Despite some recent signs of slight economic improvements, the overall economic outlook remains gloomy. So it isn’t surprising that quick and small commercial printers expect 2011 sales to wind up flat, according to NAPL/NAQP’s most recent survey of this segment. Back in May, those surveyed anticipated a gain in the five percent range. Maybe springtime puts people in perkier moods than does late fall.
However, in looking more closely at the findings, we see that around 40 percent of respondents expect 2011 sales growth, compared to 31 percent who expect sales to decline. So, while the average of the group points to flat sales, a healthy chunk of respondents see sales gains.
The point is that averages are just that. Could the economy be better? Of course. Would that translate directly to sales growth? Maybe or maybe not. My read is that those printers who expect growth are not worrying too much about economic conditions. They are doing what they need to do to grow sales and profits—adapting their job mix to meet changing demand, running more efficiently, marketing themselves, and, above all, going out and selling something.
Some predictions are that it will take years for the economy to recover to pre-recession levels. That may be so, but it isn’t going to do anybody any good to sit around and wish that things were better.

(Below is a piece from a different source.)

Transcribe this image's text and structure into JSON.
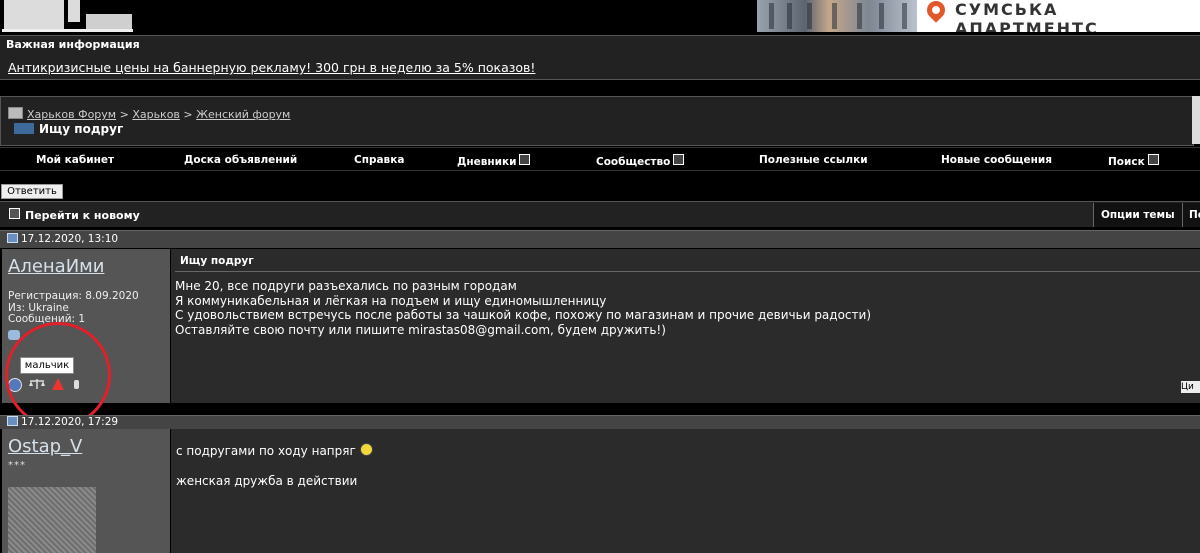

Things are what they are and it appears that some 40 percent of printers have figured that out and are dealing with it.